What needs to be done
Write out every record below exactly as it appears.

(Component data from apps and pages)

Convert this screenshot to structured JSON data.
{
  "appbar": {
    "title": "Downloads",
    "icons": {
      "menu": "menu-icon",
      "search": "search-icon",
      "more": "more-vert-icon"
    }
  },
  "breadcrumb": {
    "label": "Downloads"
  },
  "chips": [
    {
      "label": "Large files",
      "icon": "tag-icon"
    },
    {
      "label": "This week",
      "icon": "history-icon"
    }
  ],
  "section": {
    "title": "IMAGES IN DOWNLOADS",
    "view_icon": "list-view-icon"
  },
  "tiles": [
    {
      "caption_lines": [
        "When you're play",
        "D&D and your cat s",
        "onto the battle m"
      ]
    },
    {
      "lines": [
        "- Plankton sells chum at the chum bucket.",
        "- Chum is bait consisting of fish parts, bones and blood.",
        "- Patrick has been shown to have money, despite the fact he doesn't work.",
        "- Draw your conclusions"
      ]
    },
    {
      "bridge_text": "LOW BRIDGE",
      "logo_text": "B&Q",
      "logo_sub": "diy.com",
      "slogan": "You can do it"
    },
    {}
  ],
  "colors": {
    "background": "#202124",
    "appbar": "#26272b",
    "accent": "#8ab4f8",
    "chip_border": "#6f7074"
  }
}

Result of this task
Convert this screenshot to structured JSON data.
{
  "appbar": {
    "title": "Downloads",
    "icons": {
      "menu": "menu-icon",
      "search": "search-icon",
      "more": "more-vert-icon"
    }
  },
  "breadcrumb": {
    "label": "Downloads"
  },
  "chips": [
    {
      "label": "Large files",
      "icon": "tag-icon"
    },
    {
      "label": "This week",
      "icon": "history-icon"
    }
  ],
  "section": {
    "title": "IMAGES IN DOWNLOADS",
    "view_icon": "list-view-icon"
  },
  "tiles": [
    {
      "caption_lines": [
        "When you're play",
        "D&D and your cat s",
        "onto the battle m"
      ]
    },
    {
      "lines": [
        "- Plankton sells chum at the chum bucket.",
        "- Chum is bait consisting of fish parts, bones and blood.",
        "- Patrick has been shown to have money, despite the fact he doesn't work.",
        "- Draw your conclusions"
      ]
    },
    {
      "bridge_text": "LOW BRIDGE",
      "logo_text": "B&Q",
      "logo_sub": "diy.com",
      "slogan": "You can do it"
    },
    {}
  ],
  "colors": {
    "background": "#202124",
    "appbar": "#26272b",
    "accent": "#8ab4f8",
    "chip_border": "#6f7074"
  }
}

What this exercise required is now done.